A. It’s not only possible, but imperative. We are entering an unprecedented period for healthcare driven by an aging population and dominated by high demand for healthcare services, relatively fewer workers to meet that demand, high healthcare costs, and relatively fewer dollars to pay for those costs. There simply won’t be enough physicians and nurses to meet the need, and all untapped resources, like HCWs, must be optimized. The Training Partnership has a “return on investment” experiment underway to test new roles for HCWs as partners in health, rather than workers who simply carry out largely pre-determined tasks.
Q. One impediment to raising wages or adjusting job descriptions is that often, HCWs are not seen as “real” professionals with something to offer beyond relatively simple caretaking tasks. How do you address that?
A. Part of what feeds this view is a myth that HCWs are pouring tea and playing bridge with Grandma. In reality, 21st century HCWs are supporting complex care for individuals living with Alzheimer’s disease, paraplegia, and severe mental illness. More than 80 percent of our students care for consumers who are dually-eligible for Medicaid and Medicare, a population recognized as one of the most complex and costly to care for. As population care needs evolve, so should the roles of health care workers. Policymakers, payers, and providers need to see HCWs for what they can be, not what they have been.

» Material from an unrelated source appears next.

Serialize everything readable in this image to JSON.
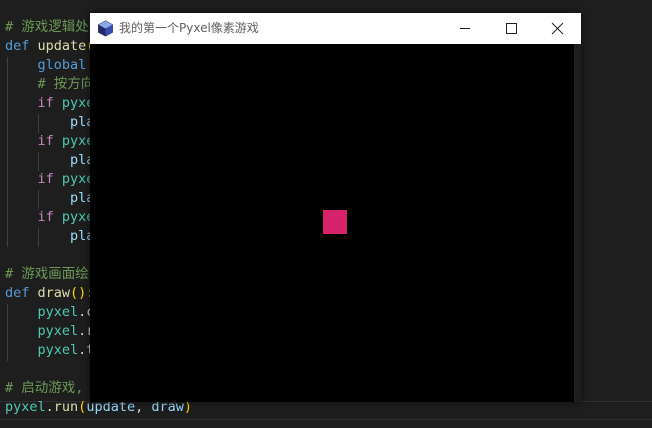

In conclusion, the HCW apprenticeship is a promising approach to providing better care while reducing the growth of health care costs and improving job quality. By virtue of their regular contact with patients, HCWs are well-positioned to observe health condition changes, identify problems, and facilitate communication between the patient and the rest of the healthcare team to improve care – but they need the skills to take on these roles. The evaluation (and others like it, such as a CMS-funded evaluation of a California training program for long-term care workers) will shed much-needed light on whether HCW upskilling has an impact on costs, health outcomes, and workforce stability.